    Or perhaps it is Qualcomm simply realizing that there is no point in this resolution insanity on 4-6" devices with 2-3Ah batteries and putting the brakes on that train wreck. Intel and Samsung are on that same path too: heavily favoring low power over performance.

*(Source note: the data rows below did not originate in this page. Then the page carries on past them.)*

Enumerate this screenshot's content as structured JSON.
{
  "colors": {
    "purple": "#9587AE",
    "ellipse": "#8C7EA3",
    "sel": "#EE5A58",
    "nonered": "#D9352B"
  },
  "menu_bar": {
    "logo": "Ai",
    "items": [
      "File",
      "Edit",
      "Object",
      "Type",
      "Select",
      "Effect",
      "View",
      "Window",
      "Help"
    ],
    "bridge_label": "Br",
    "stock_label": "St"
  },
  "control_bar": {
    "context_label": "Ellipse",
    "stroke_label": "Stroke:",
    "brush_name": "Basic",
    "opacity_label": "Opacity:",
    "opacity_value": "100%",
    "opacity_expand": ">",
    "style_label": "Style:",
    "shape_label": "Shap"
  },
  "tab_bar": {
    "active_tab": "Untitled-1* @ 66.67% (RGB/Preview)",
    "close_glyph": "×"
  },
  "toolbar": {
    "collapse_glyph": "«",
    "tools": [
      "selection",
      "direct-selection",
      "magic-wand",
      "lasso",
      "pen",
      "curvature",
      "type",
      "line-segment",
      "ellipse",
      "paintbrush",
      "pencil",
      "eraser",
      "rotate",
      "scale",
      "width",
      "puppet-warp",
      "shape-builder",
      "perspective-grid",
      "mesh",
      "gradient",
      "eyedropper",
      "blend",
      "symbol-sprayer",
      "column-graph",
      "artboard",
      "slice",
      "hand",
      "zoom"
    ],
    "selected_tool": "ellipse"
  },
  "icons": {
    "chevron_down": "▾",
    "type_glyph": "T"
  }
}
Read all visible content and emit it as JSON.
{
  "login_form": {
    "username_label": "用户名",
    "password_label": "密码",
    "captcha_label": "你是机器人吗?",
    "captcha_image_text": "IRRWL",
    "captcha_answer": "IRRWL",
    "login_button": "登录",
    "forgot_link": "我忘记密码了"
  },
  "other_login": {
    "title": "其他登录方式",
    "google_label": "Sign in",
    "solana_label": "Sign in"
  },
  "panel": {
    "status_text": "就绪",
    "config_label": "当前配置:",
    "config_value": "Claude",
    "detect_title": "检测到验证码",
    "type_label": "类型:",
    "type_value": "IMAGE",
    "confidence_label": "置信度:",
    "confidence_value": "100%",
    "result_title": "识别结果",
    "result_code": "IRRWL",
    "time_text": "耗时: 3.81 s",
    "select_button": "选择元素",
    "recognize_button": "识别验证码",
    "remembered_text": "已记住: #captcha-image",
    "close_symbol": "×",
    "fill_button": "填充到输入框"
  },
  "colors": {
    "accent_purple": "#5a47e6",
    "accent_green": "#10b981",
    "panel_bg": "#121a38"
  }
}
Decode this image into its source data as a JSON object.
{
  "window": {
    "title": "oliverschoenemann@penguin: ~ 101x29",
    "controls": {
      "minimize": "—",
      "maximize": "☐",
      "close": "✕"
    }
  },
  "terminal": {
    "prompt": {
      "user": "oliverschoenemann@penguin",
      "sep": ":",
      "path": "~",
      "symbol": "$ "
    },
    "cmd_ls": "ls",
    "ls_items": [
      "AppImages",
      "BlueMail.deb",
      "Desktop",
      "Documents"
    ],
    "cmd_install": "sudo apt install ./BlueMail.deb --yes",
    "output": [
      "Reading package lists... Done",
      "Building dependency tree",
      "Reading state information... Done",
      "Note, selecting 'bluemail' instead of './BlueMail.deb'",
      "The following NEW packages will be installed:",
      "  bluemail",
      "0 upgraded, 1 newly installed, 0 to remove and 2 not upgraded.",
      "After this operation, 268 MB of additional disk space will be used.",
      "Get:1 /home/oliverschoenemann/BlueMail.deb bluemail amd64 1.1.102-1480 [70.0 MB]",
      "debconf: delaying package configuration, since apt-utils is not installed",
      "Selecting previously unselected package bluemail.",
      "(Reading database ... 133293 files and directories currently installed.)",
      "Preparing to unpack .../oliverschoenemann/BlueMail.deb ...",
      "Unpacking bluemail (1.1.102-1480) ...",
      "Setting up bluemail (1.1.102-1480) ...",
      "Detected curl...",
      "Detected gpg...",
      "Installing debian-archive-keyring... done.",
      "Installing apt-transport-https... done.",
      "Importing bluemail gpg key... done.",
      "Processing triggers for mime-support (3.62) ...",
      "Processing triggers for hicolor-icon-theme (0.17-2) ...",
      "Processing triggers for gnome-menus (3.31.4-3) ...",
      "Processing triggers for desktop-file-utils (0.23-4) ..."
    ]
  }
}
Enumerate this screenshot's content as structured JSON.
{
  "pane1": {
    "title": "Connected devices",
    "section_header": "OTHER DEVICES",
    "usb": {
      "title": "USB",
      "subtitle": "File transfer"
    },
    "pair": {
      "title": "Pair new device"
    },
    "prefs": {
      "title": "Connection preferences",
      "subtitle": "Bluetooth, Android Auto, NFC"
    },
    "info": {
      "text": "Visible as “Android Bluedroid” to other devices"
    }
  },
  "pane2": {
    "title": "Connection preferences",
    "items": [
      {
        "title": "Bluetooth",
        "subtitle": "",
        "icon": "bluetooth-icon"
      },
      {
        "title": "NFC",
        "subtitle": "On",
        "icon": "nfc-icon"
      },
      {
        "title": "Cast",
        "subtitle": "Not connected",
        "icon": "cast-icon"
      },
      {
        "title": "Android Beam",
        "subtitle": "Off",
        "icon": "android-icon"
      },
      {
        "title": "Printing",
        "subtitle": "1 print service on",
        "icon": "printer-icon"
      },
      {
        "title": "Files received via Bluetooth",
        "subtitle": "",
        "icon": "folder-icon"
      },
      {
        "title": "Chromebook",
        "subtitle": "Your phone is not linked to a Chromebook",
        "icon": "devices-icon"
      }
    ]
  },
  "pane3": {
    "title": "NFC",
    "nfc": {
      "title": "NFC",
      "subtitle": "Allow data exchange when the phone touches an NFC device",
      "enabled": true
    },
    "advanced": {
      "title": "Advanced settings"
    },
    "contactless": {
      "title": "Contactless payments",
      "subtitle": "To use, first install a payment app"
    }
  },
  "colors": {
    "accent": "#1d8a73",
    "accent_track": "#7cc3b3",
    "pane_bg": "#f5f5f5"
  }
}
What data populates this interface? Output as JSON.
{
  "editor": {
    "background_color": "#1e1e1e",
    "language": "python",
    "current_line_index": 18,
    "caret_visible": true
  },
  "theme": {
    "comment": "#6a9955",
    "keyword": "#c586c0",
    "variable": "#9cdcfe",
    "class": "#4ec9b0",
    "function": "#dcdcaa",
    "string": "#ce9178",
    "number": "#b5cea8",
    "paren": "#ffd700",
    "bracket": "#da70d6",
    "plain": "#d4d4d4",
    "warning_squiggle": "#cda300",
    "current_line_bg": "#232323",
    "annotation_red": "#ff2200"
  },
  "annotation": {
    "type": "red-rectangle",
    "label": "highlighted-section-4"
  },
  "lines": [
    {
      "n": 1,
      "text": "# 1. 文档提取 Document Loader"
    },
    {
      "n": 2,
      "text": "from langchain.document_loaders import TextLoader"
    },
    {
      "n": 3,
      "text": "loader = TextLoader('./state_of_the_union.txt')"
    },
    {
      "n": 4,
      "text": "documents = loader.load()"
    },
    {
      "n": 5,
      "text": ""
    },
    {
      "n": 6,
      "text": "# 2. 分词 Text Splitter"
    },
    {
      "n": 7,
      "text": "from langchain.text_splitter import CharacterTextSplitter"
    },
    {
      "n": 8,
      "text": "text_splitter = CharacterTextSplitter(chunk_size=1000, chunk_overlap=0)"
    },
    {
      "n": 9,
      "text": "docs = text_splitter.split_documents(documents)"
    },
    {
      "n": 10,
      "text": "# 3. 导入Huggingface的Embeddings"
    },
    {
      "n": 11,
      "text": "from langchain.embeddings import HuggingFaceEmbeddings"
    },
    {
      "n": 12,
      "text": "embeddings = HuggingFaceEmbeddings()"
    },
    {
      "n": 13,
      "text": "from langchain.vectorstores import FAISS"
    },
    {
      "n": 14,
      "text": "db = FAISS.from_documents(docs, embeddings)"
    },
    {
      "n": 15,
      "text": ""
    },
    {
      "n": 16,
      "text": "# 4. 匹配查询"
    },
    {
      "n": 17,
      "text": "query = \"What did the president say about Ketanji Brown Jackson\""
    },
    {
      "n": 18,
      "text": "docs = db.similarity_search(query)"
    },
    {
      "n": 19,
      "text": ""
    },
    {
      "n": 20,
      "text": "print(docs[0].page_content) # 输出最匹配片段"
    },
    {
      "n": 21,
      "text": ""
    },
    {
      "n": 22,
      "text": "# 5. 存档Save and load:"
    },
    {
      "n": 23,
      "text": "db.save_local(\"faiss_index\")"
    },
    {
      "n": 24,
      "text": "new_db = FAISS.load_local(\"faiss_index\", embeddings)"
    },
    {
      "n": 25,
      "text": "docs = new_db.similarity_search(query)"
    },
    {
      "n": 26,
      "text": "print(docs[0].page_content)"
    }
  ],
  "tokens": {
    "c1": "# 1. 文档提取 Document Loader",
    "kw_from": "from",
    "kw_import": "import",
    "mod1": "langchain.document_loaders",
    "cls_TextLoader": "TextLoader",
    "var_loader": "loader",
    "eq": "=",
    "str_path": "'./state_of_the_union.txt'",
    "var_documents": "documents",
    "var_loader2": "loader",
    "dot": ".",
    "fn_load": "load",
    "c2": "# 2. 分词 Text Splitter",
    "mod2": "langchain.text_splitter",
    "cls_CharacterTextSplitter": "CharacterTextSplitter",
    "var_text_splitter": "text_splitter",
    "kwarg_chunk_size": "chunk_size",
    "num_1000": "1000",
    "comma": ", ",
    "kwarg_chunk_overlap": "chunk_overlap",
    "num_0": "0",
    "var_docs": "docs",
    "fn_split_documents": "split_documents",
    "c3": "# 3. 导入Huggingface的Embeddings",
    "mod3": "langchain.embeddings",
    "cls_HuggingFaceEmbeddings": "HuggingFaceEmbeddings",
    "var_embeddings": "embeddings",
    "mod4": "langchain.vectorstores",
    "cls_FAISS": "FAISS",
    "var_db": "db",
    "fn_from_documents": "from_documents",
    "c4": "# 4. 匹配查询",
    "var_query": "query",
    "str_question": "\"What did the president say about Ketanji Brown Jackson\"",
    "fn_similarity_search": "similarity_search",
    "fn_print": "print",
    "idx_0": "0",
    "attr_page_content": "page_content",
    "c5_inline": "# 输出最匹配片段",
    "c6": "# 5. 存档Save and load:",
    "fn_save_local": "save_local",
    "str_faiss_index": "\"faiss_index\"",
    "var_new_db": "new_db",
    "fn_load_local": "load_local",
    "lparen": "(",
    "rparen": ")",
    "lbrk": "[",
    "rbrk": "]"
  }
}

    Considering how uncomfortably hot just about every phone and tablets become after a few minutes of running games, I would be far more interested in halving SoC power than doubling performance.
    Reply
  • Mike Friesen
    Intel favoring low power over performance? In the SoC (tablet + phone) field, that's simply not true. Broadwell Y (Intel core M) is designed to fit into fanless tablets, yes they focused on low power for intel core, but getting Intel core into tablets provides a ~50% performance increase over the already powerful z3770, with more than double the graphics performance, and roughly the same power envelope (both atom and core now fanless). I mean, you're technically correct in that intel has gone lower power on it's desktop and notebook cpu's, but the tablet/smartphone space is still seeing rapid growth in performance.
    Reply
  • killerchickens
    Tegra chips are power pigs built for tablets not phones.
    Reply
  • TheSecondPower
    Qualcomm processors seem to have a good balance of performance and battery life (and cool temperatures), along with competitive prices, which I would think is why most phones have Qualcomm processors and almost none (or none at all?) have Nvidia processors. I think Qualcomm's problem is that they're making good processors instead of processors that sound good after a marketting team gets through with them. People think they want 8-core phone processors and 2560x1440 screen resolutions. I don't think Qualcomm was expecting 64-bit phone processors to also become a fad in 2014. Why would phones need 4GB of RAM? It only takes 2GB to run Windows 7 without problems (obviously more is beneficial, but beyond gaming it's not needed for much that most consumers do). I don't think Qualcomm is falling behind, they're just basing their decisions on real-world performance instead of marketing, and they're selling to more than just the super-high-end smartphone market.
    Reply
  • hannibal
    I also expect to see some power-usage competition in the future also in mobile segment. More speed is good in mobile sector also, but we are getting quite near the situation that most people have mobile CPU fast enough for everything they need. Of course there are peoples and applications that can always use more power, but I by self have been looking how long device can operate with one charge for a some time.
    Bun one thing is that Qualcomn is also a late. No excuses in there. The 64bit architecture can bring more speed with less electricity, so in the short run it is much more useful that having eight cores or 2560*1440 screen in mobile phone.
    I really hope to see a smart phone with 64bit processor and 2 week usage time... But I have to wait many years for that to happen, I hope that it is possible though.
    Reply
  • InvalidError
    13965447 said:
    I really hope to see a smart phone with 64bit processor and 2 week usage time...
    Even if you eliminated RAM and CPU/GPU power usage altogether, the display would still run the battery dry in less than 24h worth of continuous use since the display is the second biggest power hog after the SoC when running CPU/IGP-intensive stuff.
    Reply
  • joaompp
    Aren't these benchmarks pointless? Devices with new SoC will all be using Android 5 which uses a very different compiler than Dalvik
    Reply
  • ericburnby
    ARMs A57 cores aren't even as fast as Apple's A7 cores, and they are already a year old. Not very impressive when your first processor is already outdone by an 18 month old design (by the time the 810 actually ships, which Qualcomm says is early 2015).

    And we have the A8 due out very shortly. Apple has doubled performance every year for 3 versions of their processors. If they double again for the A8, then nothing Qualcomm or Samsung has will even come close.
    Reply
  • hahmed330
    Or perhaps it is Qualcomm simply realizing that there is no point in this resolution insanity on 4-6" devices with 2-3Ah batteries and putting the brakes on that train wreck. Intel and Samsung are on that same path too: heavily favoring low power over performance.
    Considering how uncomfortably hot just about every phone and tablets become after a few minutes of running games, I would be far more interested in halving SoC power than doubling performance.

    If you have higher performance then you can scale that down trade performance for power savings. So henceforth higher performance can also means longer battery life. On the other hand display is a power hog so more then 1080p resolution is just not necessary on less then 5 inch displays.
    Reply
  • jos_031
    i thought all cortex a57 is ARMv8-A
    Reply